Mortgage News

Mortgage news & commentary from Lou Perrotta, CPMB
17
Jan

Weekly Commentary for January 17, 2011

This week, I want to address the question I receive most often:

“Lou, is this the right time to buy a new home?”

It is usually followed by ‘They say mortgage rates are about to go up (or down)’ … or … ‘They say the residential real estate market is about to take off (or stall)’.

Well how much weight should you give the predictions of pundits when deciding if now is the right time to buy a new home?

I know that whenever I’ve visited my crystal ball – it’s always been cloudy, but since we are at the start of a new year, let’s look at the predictions that one respected prognosticator made in 2010 about residential real estate markets and interest rates.

Well that’s good news, but a bit different from the prognostication of just six months earlier.

Here’s what this teaches me …

Forecasting what the mortgage and real estate markets will do is more of an art than a science. Even the best intentioned fact-based analysis is at best a good guess.

I wonder about the usefulness of predictions, estimates, projections and the potential harm that they cause.  Prognostications are everywhere.  They’re in weather forecasts, economic forecasts, financial statements of public companies, government spending projections, interest rate patterns and housing prices, to name a few.  Entire industries exist to service consumers’ desire to know “what’s going to happen tomorrow”?
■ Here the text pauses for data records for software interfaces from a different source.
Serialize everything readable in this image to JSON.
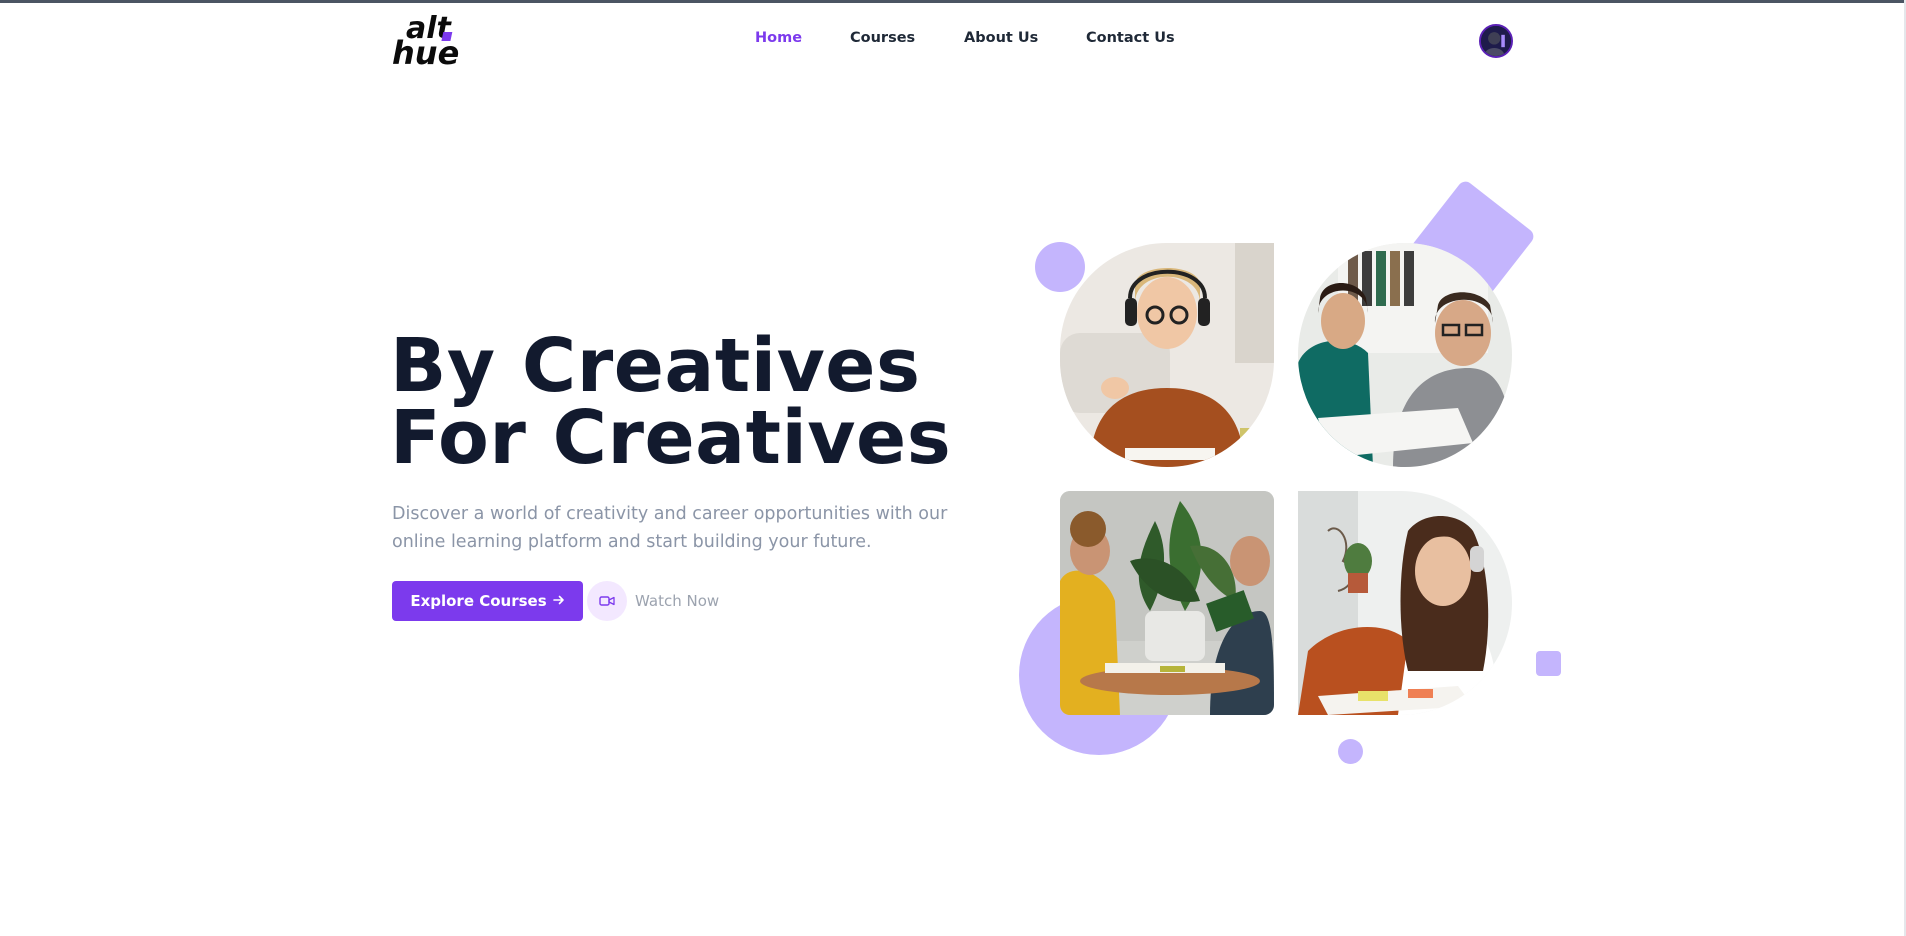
{
  "header": {
    "logo": {
      "line1": "alt",
      "line2": "hue",
      "accent": "#7c3aed"
    },
    "nav": [
      {
        "label": "Home",
        "active": true
      },
      {
        "label": "Courses",
        "active": false
      },
      {
        "label": "About Us",
        "active": false
      },
      {
        "label": "Contact Us",
        "active": false
      }
    ],
    "avatar_icon": "user-avatar"
  },
  "hero": {
    "title_line1": "By Creatives",
    "title_line2": "For Creatives",
    "description": "Discover a world of creativity and career opportunities with our online learning platform and start building your future.",
    "primary_button": "Explore Courses",
    "primary_button_icon": "arrow-right-icon",
    "secondary_button": "Watch Now",
    "secondary_button_icon": "video-camera-icon"
  },
  "gallery": {
    "photos": [
      {
        "subject": "woman-with-headphones-pointing"
      },
      {
        "subject": "two-people-reviewing-documents"
      },
      {
        "subject": "group-studying-around-plant"
      },
      {
        "subject": "smiling-woman-with-headphones-writing"
      }
    ]
  },
  "colors": {
    "accent": "#7c3aed",
    "decoration": "#c4b5fd",
    "heading": "#121a2e",
    "muted": "#8b95a7"
  }
}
Here’s my concern …

People make important decisions based on the opinions and predictions of others.  How absurd is that?  Doesn’t it make more sense to base your decisions on your needs, your opportunities, your financial capabilities, etc?

Should you delay purchasing a home because a newspaper article says that interest rates may rise?  What if they don’t?  And if they do rise, do you want to delay the purchase until you are absolutely forced to buy, but interest rates have increased 2 or 3 times?  What if the price of houses also increases?

Here’s my conclusion …

If you need or want to buy a house … BUY IT … but only if you can afford it at the interest that prevails when you need or want to buy it.  Forget about the soothsayers! Affordability is the real question to be addressed. Speculating based on other people’s forecasts is not a sound approach.